When you’ve been using computers as long as I have change doesn’t always come easy. But, at Mozilla we have a saying that “The Web IS the Platform”. I’ve spent a LOT of time over the past year researching how much one can actually do using only “Web Technology”.
In case you’ve been under a rock for the last couple of years there is an ongoing debate (meaning argument) about HTML5 versus “Native”. The more I experiment with HTML and the associated technologies, the fewer use-cases I find that truly require native platform technologies.
In May of 2011 a co-worker came back from Google I-O with a “Chromebook”. He described it as a net-book that only ran the Chrome browser. As a Microsoft employee I was a good corporate citizen and ran Internet Explorer as my primary browser. (Though I used Firefox for development work). IE doesn’t really have an extensibility model (and no, I don’t consider ActiveX a viable extensibility model) so I hadn’t really come to think of the browser as a container for application type functionality.
Spending the last 14 months embracing Firefox (and by association, Google Chrome) I’ve learned to be comfortable doing things in the browser that I historically felt the need to do with a native Windows app. So, thinking from the perspective of Mozilla’s “The Web IS the Platform” and seeing the amazing progress we’ve made with FirefoxOS (an HTML5 Operating System for Phones) it makes sense that my “second look” at Chromebooks might leave me a bit more open minded about the potential.
Then it happened a couple of weeks ago. I stopped in to my local Best Buy store to upgrade my phone and they had an end-cap display of Chromebooks. They had two models on featured.
The Samsung ($249) had more elegant, Airbook-eske lines but they had the same size screens and RAM and they both booted in the same 20 seconds. However, the Samsung ($249) had only a 16 gigabyte SSD whereas the Acer ($199) had a 320 Gb hard drive. Since the both booted at the same pace I opted for the cheaper Acer with 20 times the storage.
The plan was to see how much real work that I could to without having to revert to a “full” laptop. I have to say the the experience has been FAR better than I expected it to be. To begin with, I’m getting almost 5 hours of battery life which is 20% more than the manufacturer’s estimates.

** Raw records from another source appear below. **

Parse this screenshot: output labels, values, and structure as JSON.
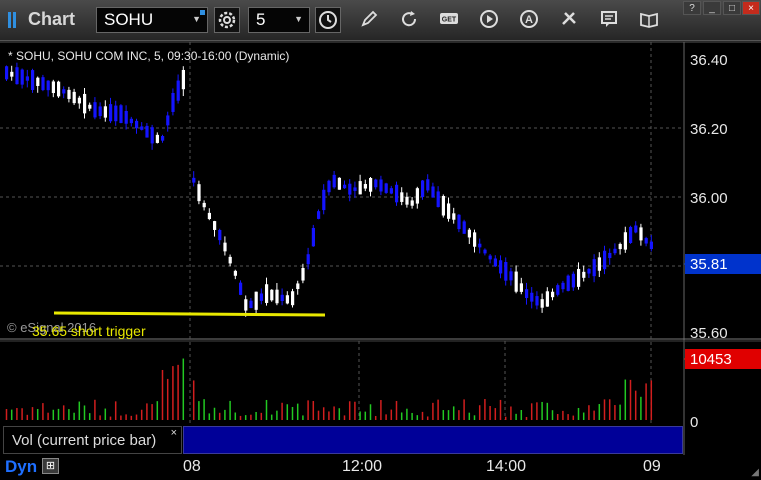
{
  "app": {
    "title": "Chart"
  },
  "toolbar": {
    "symbol": "SOHU",
    "interval": "5",
    "icons": [
      "gear-icon",
      "clock-icon",
      "pencil-icon",
      "refresh-icon",
      "get-icon",
      "play-icon",
      "alert-icon",
      "tools-icon",
      "comment-icon",
      "book-icon"
    ],
    "get_label": "GET",
    "alert_label": "A"
  },
  "chart": {
    "header": "* SOHU, SOHU COM INC, 5, 09:30-16:00 (Dynamic)",
    "watermark": "© eSignal 2016",
    "annotation": "35.65 short trigger",
    "price_ticks": [
      "36.40",
      "36.20",
      "36.00",
      "35.60"
    ],
    "last_price": "35.81",
    "last_volume": "10453",
    "volume_zero": "0",
    "time_labels": [
      "08",
      "12:00",
      "14:00",
      "09"
    ],
    "study_label": "Vol (current price bar)",
    "study_close": "×",
    "dyn_label": "Dyn",
    "colors": {
      "up": "#ffffff",
      "down": "#1414ff",
      "vol_up": "#22c922",
      "vol_down": "#d21e1e",
      "trigger": "#e8e800",
      "last": "#0033cc",
      "vol_tag": "#e00000"
    }
  },
  "window": {
    "minimize": "_",
    "maximize": "□",
    "close": "×",
    "help": "?"
  }
}
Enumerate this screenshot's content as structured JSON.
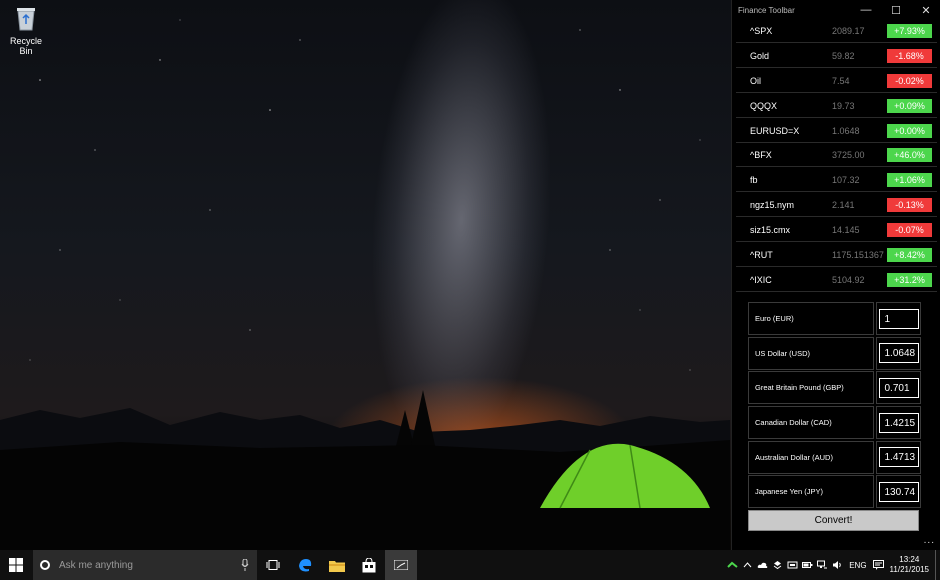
{
  "desktop": {
    "recycle_bin_label": "Recycle Bin"
  },
  "window": {
    "title": "Finance Toolbar",
    "minimize_glyph": "—",
    "maximize_glyph": "☐",
    "close_glyph": "✕"
  },
  "tickers": [
    {
      "symbol": "^SPX",
      "price": "2089.17",
      "change": "+7.93%",
      "direction": "up"
    },
    {
      "symbol": "Gold",
      "price": "59.82",
      "change": "-1.68%",
      "direction": "down"
    },
    {
      "symbol": "Oil",
      "price": "7.54",
      "change": "-0.02%",
      "direction": "down"
    },
    {
      "symbol": "QQQX",
      "price": "19.73",
      "change": "+0.09%",
      "direction": "up"
    },
    {
      "symbol": "EURUSD=X",
      "price": "1.0648",
      "change": "+0.00%",
      "direction": "up"
    },
    {
      "symbol": "^BFX",
      "price": "3725.00",
      "change": "+46.0%",
      "direction": "up"
    },
    {
      "symbol": "fb",
      "price": "107.32",
      "change": "+1.06%",
      "direction": "up"
    },
    {
      "symbol": "ngz15.nym",
      "price": "2.141",
      "change": "-0.13%",
      "direction": "down"
    },
    {
      "symbol": "siz15.cmx",
      "price": "14.145",
      "change": "-0.07%",
      "direction": "down"
    },
    {
      "symbol": "^RUT",
      "price": "1175.151367",
      "change": "+8.42%",
      "direction": "up"
    },
    {
      "symbol": "^IXIC",
      "price": "5104.92",
      "change": "+31.2%",
      "direction": "up"
    }
  ],
  "converter": {
    "rows": [
      {
        "currency": "Euro (EUR)",
        "value": "1"
      },
      {
        "currency": "US Dollar (USD)",
        "value": "1.0648"
      },
      {
        "currency": "Great Britain Pound (GBP)",
        "value": "0.701"
      },
      {
        "currency": "Canadian Dollar (CAD)",
        "value": "1.4215"
      },
      {
        "currency": "Australian Dollar (AUD)",
        "value": "1.4713"
      },
      {
        "currency": "Japanese Yen (JPY)",
        "value": "130.74"
      }
    ],
    "convert_label": "Convert!",
    "more_glyph": "..."
  },
  "taskbar": {
    "search_placeholder": "Ask me anything",
    "language": "ENG",
    "time": "13:24",
    "date": "11/21/2015"
  },
  "colors": {
    "up": "#4cd64c",
    "down": "#f03a3a",
    "accent": "#1e90ff"
  }
}
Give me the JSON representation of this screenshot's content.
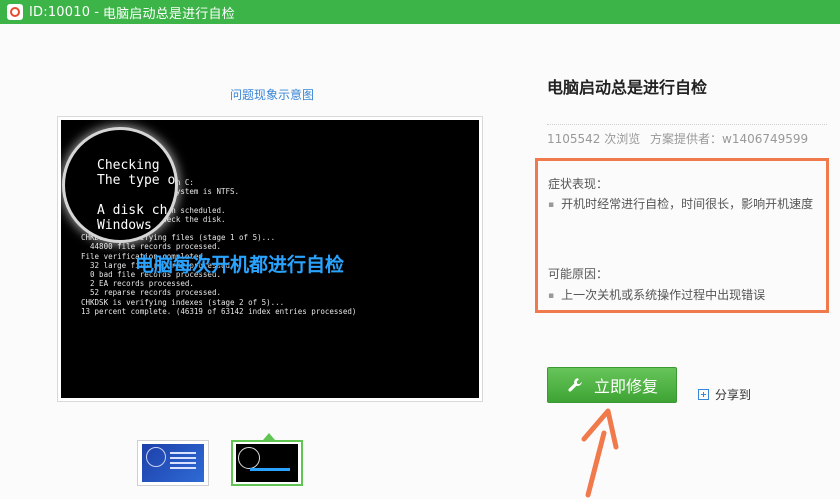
{
  "window": {
    "id_label": "ID:10010",
    "separator": "-",
    "title": "电脑启动总是进行自检",
    "accent_color": "#3cb448"
  },
  "preview": {
    "caption": "问题现象示意图",
    "console_lines": [
      "                 em on C:",
      "                 le system is NTFS.",
      "",
      "                 been scheduled.",
      "                 check the disk.",
      "",
      "CHKDSK is verifying files (stage 1 of 5)...",
      "  44800 file records processed.",
      "File verification completed.",
      "  32 large file records processed.",
      "  0 bad file records processed.",
      "  2 EA records processed.",
      "  52 reparse records processed.",
      "CHKDSK is verifying indexes (stage 2 of 5)...",
      "13 percent complete. (46319 of 63142 index entries processed)"
    ],
    "magnified_lines": [
      "Checking",
      "The type o",
      "",
      "A disk ch",
      "Windows"
    ],
    "overlay_text": "电脑每次开机都进行自检",
    "thumbnails": [
      "thumbnail-1",
      "thumbnail-2"
    ],
    "selected_thumbnail": 2
  },
  "details": {
    "title": "电脑启动总是进行自检",
    "views": "1105542 次浏览",
    "provider": "方案提供者：w1406749599",
    "symptom_label": "症状表现：",
    "symptoms": [
      "开机时经常进行自检，时间很长，影响开机速度"
    ],
    "cause_label": "可能原因：",
    "causes": [
      "上一次关机或系统操作过程中出现错误"
    ],
    "highlight_color": "#f07a4b"
  },
  "actions": {
    "fix_label": "立即修复",
    "fix_icon": "wrench-icon",
    "share_label": "分享到",
    "share_icon": "plus-icon"
  }
}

The file manager takes a but of getting used to but once I did I was able to organize my files and easily move them between local storage on the hard drive and my Google Drive. One of the cool things about this is that I’ve been able to copy ripped movies t the Chromebook hard drive for in-flight viewing. They play just fine.
I plugged in a Microsoft wireless desktop (Mouse and Keyboard) and they “just worked”.
I found a plethora of apps to meet most of my daily needs.
Between Google Apps, Zoho, and Evernote I have most of my basic needs fulfilled. I also found a collection of other useful apps. A couple of ToDo list managers, source code editors with built in FTP support, a web based irc client, basic image editors, etc.
I wrote the blog post, cropped the image, and posted all on the Chromebook.
So, what can I NOT do.
Well, I can’t run Zend Studio or other IDE / Editors of choice. I can’t to rich Video, Audio or Image editing (though I can do simple stuff), I haven’t found a batch FTP program yet. The list is pretty small.
There are also little annoyances like the inability to rearrange the order of the icons in the application launcher (which seem to be on the bill for the next ChromeOS update.)
VGA and HDMI support. Wired or Wireless network access. 3 USB ports with drive and device support. 320 Gig hard drive. All for $199.
It may not ever be my ONLY computer, but I probably could have gotten though high school and college with it and it’s almost instant on makes it a great personal data assistant !